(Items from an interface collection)
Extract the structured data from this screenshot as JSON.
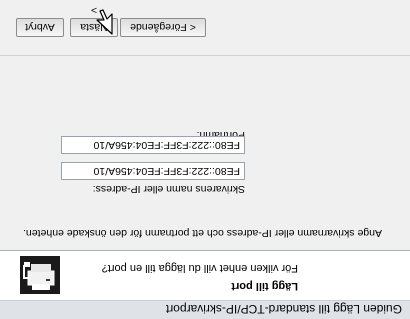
{
  "window": {
    "title": "Guiden Lägg till standard-TCP/IP-skrivarport"
  },
  "header": {
    "heading": "Lägg till port",
    "subheading": "För vilken enhet vill du lägga till en port?",
    "icon": "printer-port-icon"
  },
  "main": {
    "instruction": "Ange skrivarnamn eller IP-adress och ett portnamn för den önskade enheten.",
    "printer_field": {
      "label": "Skrivarens namn eller IP-adress:",
      "value": "FE80::222:F3FF:FE04:456A/10"
    },
    "port_field": {
      "label": "Portnamn:",
      "value": "FE80::222:F3FF:FE04:456A/10"
    }
  },
  "footer": {
    "back_label": "< Föregående",
    "next_label": "Nästa >",
    "cancel_label": "Avbryt"
  },
  "colors": {
    "header_bg": "#ffffff",
    "body_bg": "#f0f0f0",
    "title_bg": "#dfe3e8"
  }
}
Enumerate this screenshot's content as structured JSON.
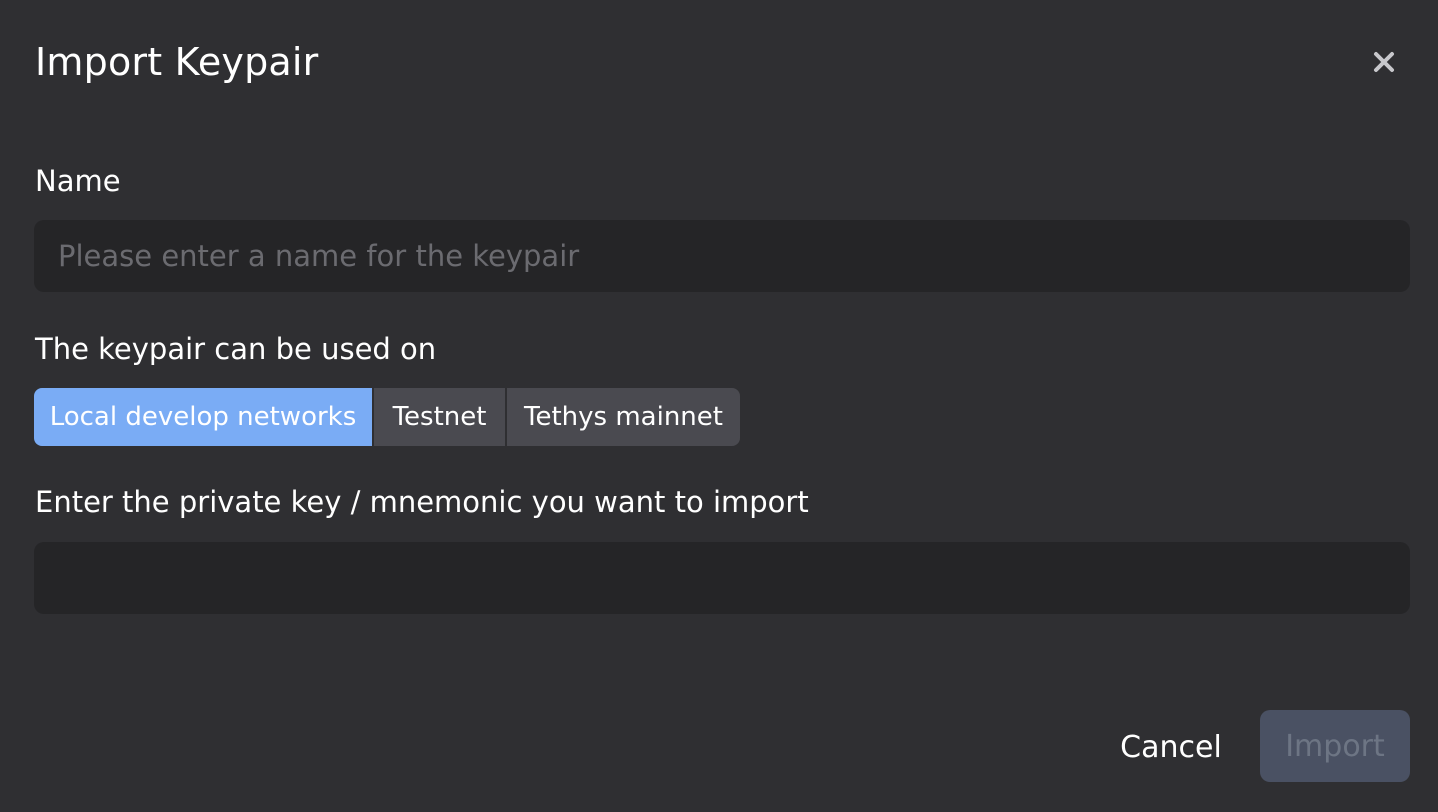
{
  "dialog": {
    "title": "Import Keypair",
    "close_icon": "close-icon"
  },
  "name_field": {
    "label": "Name",
    "value": "",
    "placeholder": "Please enter a name for the keypair"
  },
  "networks": {
    "label": "The keypair can be used on",
    "options": [
      {
        "label": "Local develop networks",
        "selected": true
      },
      {
        "label": "Testnet",
        "selected": false
      },
      {
        "label": "Tethys mainnet",
        "selected": false
      }
    ]
  },
  "key_field": {
    "label": "Enter the private key / mnemonic you want to import",
    "value": "",
    "placeholder": ""
  },
  "footer": {
    "cancel_label": "Cancel",
    "import_label": "Import",
    "import_disabled": true
  },
  "colors": {
    "background": "#2f2f32",
    "input_bg": "#252527",
    "accent": "#7aacf5",
    "segment_bg": "#4a4a50",
    "disabled_button": "#4a5163"
  }
}
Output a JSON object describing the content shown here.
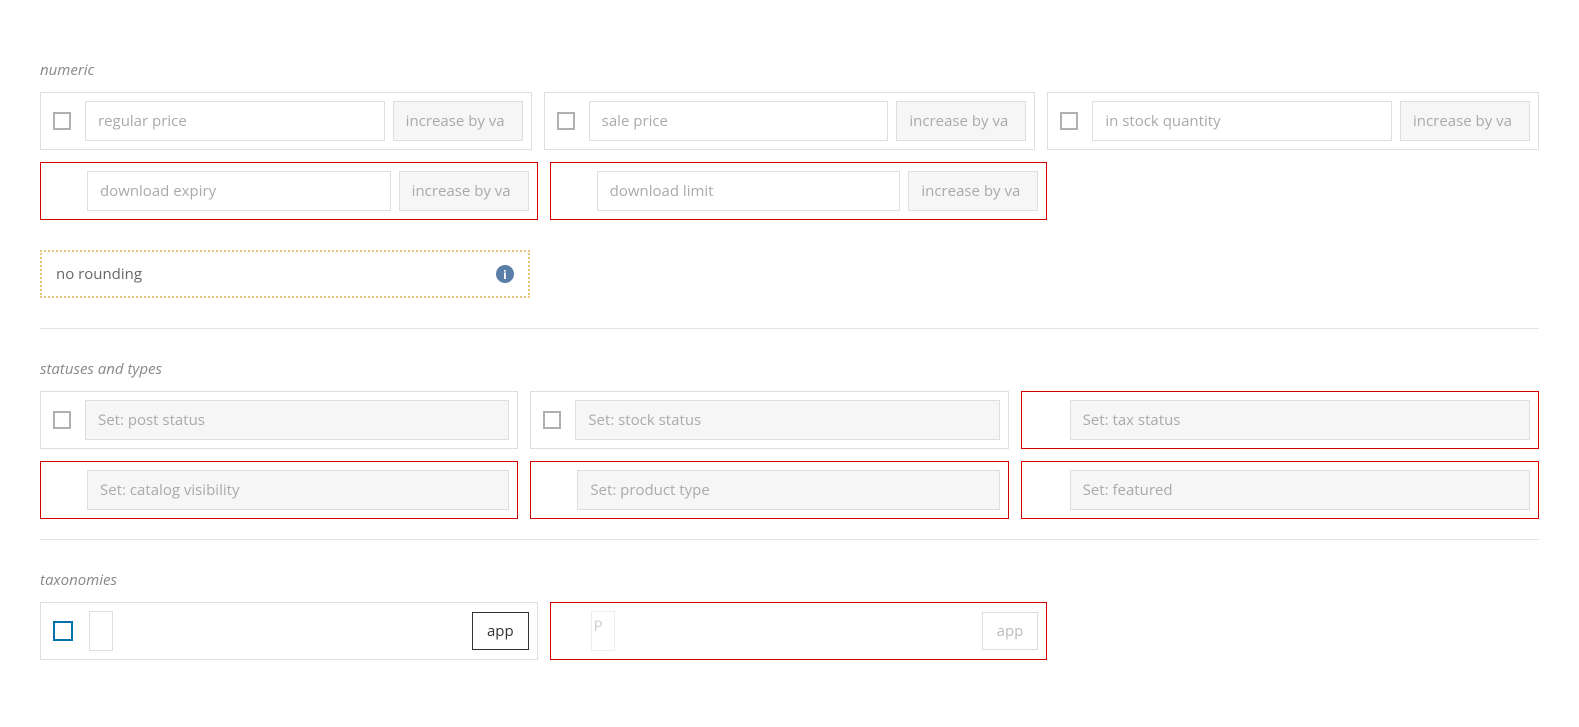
{
  "sections": {
    "numeric": {
      "title": "numeric",
      "fields": {
        "regular_price": {
          "label": "regular price",
          "action": "increase by va"
        },
        "sale_price": {
          "label": "sale price",
          "action": "increase by va"
        },
        "in_stock_quantity": {
          "label": "in stock quantity",
          "action": "increase by va"
        },
        "download_expiry": {
          "label": "download expiry",
          "action": "increase by va"
        },
        "download_limit": {
          "label": "download limit",
          "action": "increase by va"
        }
      },
      "no_rounding": "no rounding"
    },
    "statuses": {
      "title": "statuses and types",
      "fields": {
        "post_status": "Set: post status",
        "stock_status": "Set: stock status",
        "tax_status": "Set: tax status",
        "catalog_visibility": "Set: catalog visibility",
        "product_type": "Set: product type",
        "featured": "Set: featured"
      }
    },
    "taxonomies": {
      "title": "taxonomies",
      "app_button": "app",
      "placeholder_char": "P"
    }
  }
}
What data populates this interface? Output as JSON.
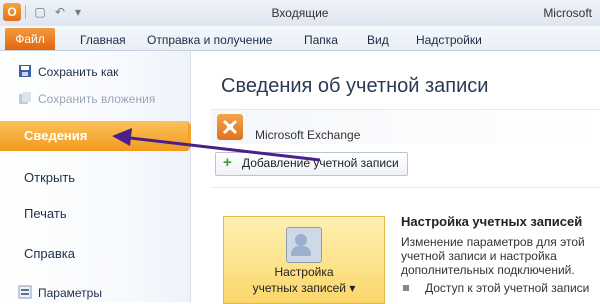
{
  "window": {
    "title": "Входящие",
    "app_name": "Microsoft",
    "app_icon_letter": "O"
  },
  "ribbon": {
    "tabs": [
      "Файл",
      "Главная",
      "Отправка и получение",
      "Папка",
      "Вид",
      "Надстройки"
    ]
  },
  "nav": {
    "save_as": "Сохранить как",
    "save_attachments": "Сохранить вложения",
    "items": [
      "Сведения",
      "Открыть",
      "Печать",
      "Справка",
      "Параметры"
    ],
    "active_item": "Сведения"
  },
  "main": {
    "title": "Сведения об учетной записи",
    "account": "Microsoft Exchange",
    "add_account_button": "Добавление учетной записи",
    "settings_card": {
      "line1": "Настройка",
      "line2": "учетных записей ▾"
    },
    "settings_info": {
      "title": "Настройка учетных записей",
      "desc": [
        "Изменение параметров для этой",
        "учетной записи и настройка",
        "дополнительных подключений."
      ],
      "bullet": "Доступ к этой учетной записи"
    }
  },
  "colors": {
    "accent_orange": "#f29a1d",
    "annotation_arrow": "#4b1f8a"
  }
}
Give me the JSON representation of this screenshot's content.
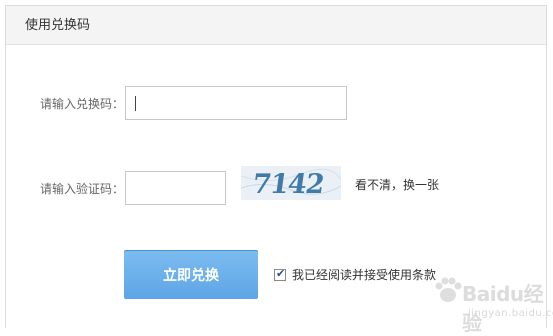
{
  "panel": {
    "title": "使用兑换码"
  },
  "redeem": {
    "label": "请输入兑换码：",
    "value": ""
  },
  "captcha": {
    "label": "请输入验证码：",
    "value": "",
    "image_text": "7142",
    "refresh_label": "看不清，换一张"
  },
  "actions": {
    "submit_label": "立即兑换",
    "agree_checked": true,
    "agree_label": "我已经阅读并接受使用条款"
  },
  "watermark": {
    "brand": "Baidu经验",
    "sub": "jingyan.baidu.com"
  }
}
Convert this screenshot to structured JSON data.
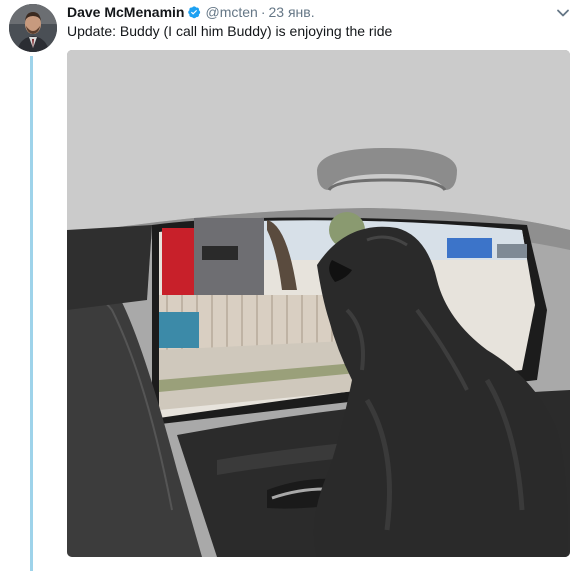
{
  "author": {
    "name": "Dave McMenamin",
    "handle": "@mcten",
    "date": "23 янв."
  },
  "header": {
    "separator": "·"
  },
  "tweet": {
    "text": "Update: Buddy (I call him Buddy) is enjoying the ride"
  },
  "icons": {
    "verified": "verified-badge-icon",
    "menu": "chevron-down-icon"
  },
  "colors": {
    "thread_line": "#9ed3ea",
    "verified": "#1da1f2",
    "secondary_text": "#657786",
    "primary_text": "#14171a"
  }
}
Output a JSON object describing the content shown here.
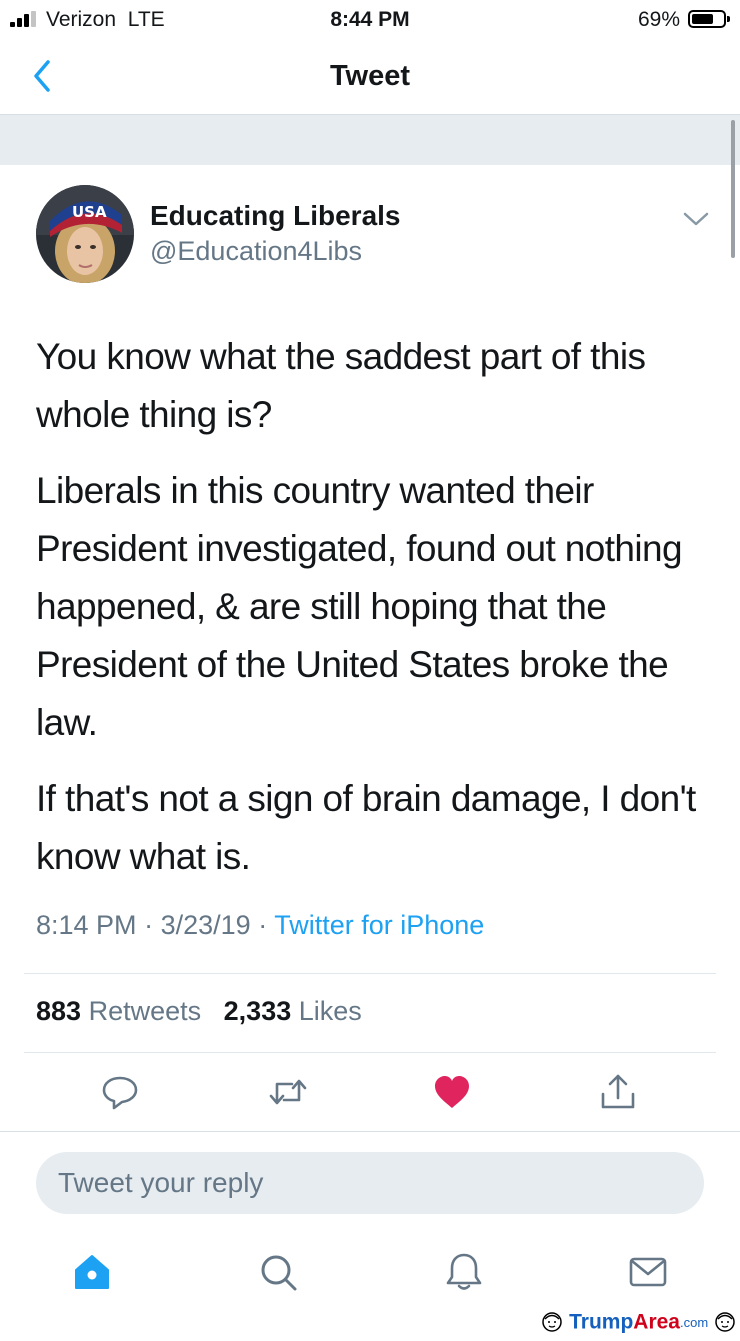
{
  "status_bar": {
    "carrier": "Verizon",
    "network": "LTE",
    "time": "8:44 PM",
    "battery_percent": "69%",
    "battery_level": 0.69,
    "signal_bars": 3
  },
  "nav": {
    "title": "Tweet",
    "back_icon": "chevron-left-icon"
  },
  "author": {
    "name": "Educating Liberals",
    "handle": "@Education4Libs",
    "avatar_hat_text": "USA"
  },
  "tweet": {
    "paragraphs": [
      "You know what the saddest part of this whole thing is?",
      "Liberals in this country wanted their President investigated, found out nothing happened, & are still hoping that the President of the United States broke the law.",
      "If that's not a sign of brain damage, I don't know what is."
    ],
    "time": "8:14 PM",
    "date": "3/23/19",
    "separator": "·",
    "source": "Twitter for iPhone"
  },
  "stats": {
    "retweets_count": "883",
    "retweets_label": "Retweets",
    "likes_count": "2,333",
    "likes_label": "Likes"
  },
  "actions": {
    "reply_icon": "reply-icon",
    "retweet_icon": "retweet-icon",
    "like_icon": "heart-icon",
    "share_icon": "share-icon",
    "liked": true
  },
  "reply": {
    "placeholder": "Tweet your reply"
  },
  "tab_bar": {
    "items": [
      "home-icon",
      "search-icon",
      "notifications-icon",
      "messages-icon"
    ],
    "active": "home-icon"
  },
  "watermark": {
    "name_part1": "Trump",
    "name_part2": "Area",
    "domain": ".com"
  },
  "colors": {
    "accent": "#1da1f2",
    "like": "#e0245e",
    "muted_text": "#657786",
    "divider": "#e1e8ed",
    "band": "#e6ecf0"
  }
}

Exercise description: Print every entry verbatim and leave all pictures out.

Result of the exercise:
Extract the structured data from this screenshot as JSON.
{
  "window": {
    "title": "Guiden Lägg till standard-TCP/IP-skrivarport"
  },
  "header": {
    "heading": "Lägg till port",
    "subheading": "För vilken enhet vill du lägga till en port?",
    "icon": "printer-port-icon"
  },
  "main": {
    "instruction": "Ange skrivarnamn eller IP-adress och ett portnamn för den önskade enheten.",
    "printer_field": {
      "label": "Skrivarens namn eller IP-adress:",
      "value": "FE80::222:F3FF:FE04:456A/10"
    },
    "port_field": {
      "label": "Portnamn:",
      "value": "FE80::222:F3FF:FE04:456A/10"
    }
  },
  "footer": {
    "back_label": "< Föregående",
    "next_label": "Nästa >",
    "cancel_label": "Avbryt"
  },
  "colors": {
    "header_bg": "#ffffff",
    "body_bg": "#f0f0f0",
    "title_bg": "#dfe3e8"
  }
}
Enumerate this screenshot's content as structured JSON.
{
  "dialog": {
    "title": "Import Keypair",
    "close_icon": "close-icon"
  },
  "name_field": {
    "label": "Name",
    "value": "",
    "placeholder": "Please enter a name for the keypair"
  },
  "networks": {
    "label": "The keypair can be used on",
    "options": [
      {
        "label": "Local develop networks",
        "selected": true
      },
      {
        "label": "Testnet",
        "selected": false
      },
      {
        "label": "Tethys mainnet",
        "selected": false
      }
    ]
  },
  "key_field": {
    "label": "Enter the private key / mnemonic you want to import",
    "value": "",
    "placeholder": ""
  },
  "footer": {
    "cancel_label": "Cancel",
    "import_label": "Import",
    "import_disabled": true
  },
  "colors": {
    "background": "#2f2f32",
    "input_bg": "#252527",
    "accent": "#7aacf5",
    "segment_bg": "#4a4a50",
    "disabled_button": "#4a5163"
  }
}
Output a JSON object describing the content shown here.
{
  "sections": {
    "numeric": {
      "title": "numeric",
      "fields": {
        "regular_price": {
          "label": "regular price",
          "action": "increase by va"
        },
        "sale_price": {
          "label": "sale price",
          "action": "increase by va"
        },
        "in_stock_quantity": {
          "label": "in stock quantity",
          "action": "increase by va"
        },
        "download_expiry": {
          "label": "download expiry",
          "action": "increase by va"
        },
        "download_limit": {
          "label": "download limit",
          "action": "increase by va"
        }
      },
      "no_rounding": "no rounding"
    },
    "statuses": {
      "title": "statuses and types",
      "fields": {
        "post_status": "Set: post status",
        "stock_status": "Set: stock status",
        "tax_status": "Set: tax status",
        "catalog_visibility": "Set: catalog visibility",
        "product_type": "Set: product type",
        "featured": "Set: featured"
      }
    },
    "taxonomies": {
      "title": "taxonomies",
      "app_button": "app",
      "placeholder_char": "P"
    }
  }
}
What data populates this interface? Output as JSON.
{
  "window": {
    "title": "Входящие",
    "app_name": "Microsoft",
    "app_icon_letter": "O"
  },
  "ribbon": {
    "tabs": [
      "Файл",
      "Главная",
      "Отправка и получение",
      "Папка",
      "Вид",
      "Надстройки"
    ]
  },
  "nav": {
    "save_as": "Сохранить как",
    "save_attachments": "Сохранить вложения",
    "items": [
      "Сведения",
      "Открыть",
      "Печать",
      "Справка",
      "Параметры"
    ],
    "active_item": "Сведения"
  },
  "main": {
    "title": "Сведения об учетной записи",
    "account": "Microsoft Exchange",
    "add_account_button": "Добавление учетной записи",
    "settings_card": {
      "line1": "Настройка",
      "line2": "учетных записей ▾"
    },
    "settings_info": {
      "title": "Настройка учетных записей",
      "desc": [
        "Изменение параметров для этой",
        "учетной записи и настройка",
        "дополнительных подключений."
      ],
      "bullet": "Доступ к этой учетной записи"
    }
  },
  "colors": {
    "accent_orange": "#f29a1d",
    "annotation_arrow": "#4b1f8a"
  }
}
Give me the JSON representation of this screenshot's content.
{
  "panel": {
    "title": "使用兑换码"
  },
  "redeem": {
    "label": "请输入兑换码：",
    "value": ""
  },
  "captcha": {
    "label": "请输入验证码：",
    "value": "",
    "image_text": "7142",
    "refresh_label": "看不清，换一张"
  },
  "actions": {
    "submit_label": "立即兑换",
    "agree_checked": true,
    "agree_label": "我已经阅读并接受使用条款"
  },
  "watermark": {
    "brand": "Baidu经验",
    "sub": "jingyan.baidu.com"
  }
}
Convert this screenshot to structured JSON data.
{
  "author": {
    "name": "Dave McMenamin",
    "handle": "@mcten",
    "date": "23 янв."
  },
  "header": {
    "separator": "·"
  },
  "tweet": {
    "text": "Update: Buddy (I call him Buddy) is enjoying the ride"
  },
  "icons": {
    "verified": "verified-badge-icon",
    "menu": "chevron-down-icon"
  },
  "colors": {
    "thread_line": "#9ed3ea",
    "verified": "#1da1f2",
    "secondary_text": "#657786",
    "primary_text": "#14171a"
  }
}
Output a JSON object describing the content shown here.
{
  "status_bar": {
    "carrier": "Verizon",
    "network": "LTE",
    "time": "8:44 PM",
    "battery_percent": "69%",
    "battery_level": 0.69,
    "signal_bars": 3
  },
  "nav": {
    "title": "Tweet",
    "back_icon": "chevron-left-icon"
  },
  "author": {
    "name": "Educating Liberals",
    "handle": "@Education4Libs",
    "avatar_hat_text": "USA"
  },
  "tweet": {
    "paragraphs": [
      "You know what the saddest part of this whole thing is?",
      "Liberals in this country wanted their President investigated, found out nothing happened, & are still hoping that the President of the United States broke the law.",
      "If that's not a sign of brain damage, I don't know what is."
    ],
    "time": "8:14 PM",
    "date": "3/23/19",
    "separator": "·",
    "source": "Twitter for iPhone"
  },
  "stats": {
    "retweets_count": "883",
    "retweets_label": "Retweets",
    "likes_count": "2,333",
    "likes_label": "Likes"
  },
  "actions": {
    "reply_icon": "reply-icon",
    "retweet_icon": "retweet-icon",
    "like_icon": "heart-icon",
    "share_icon": "share-icon",
    "liked": true
  },
  "reply": {
    "placeholder": "Tweet your reply"
  },
  "tab_bar": {
    "items": [
      "home-icon",
      "search-icon",
      "notifications-icon",
      "messages-icon"
    ],
    "active": "home-icon"
  },
  "watermark": {
    "name_part1": "Trump",
    "name_part2": "Area",
    "domain": ".com"
  },
  "colors": {
    "accent": "#1da1f2",
    "like": "#e0245e",
    "muted_text": "#657786",
    "divider": "#e1e8ed",
    "band": "#e6ecf0"
  }
}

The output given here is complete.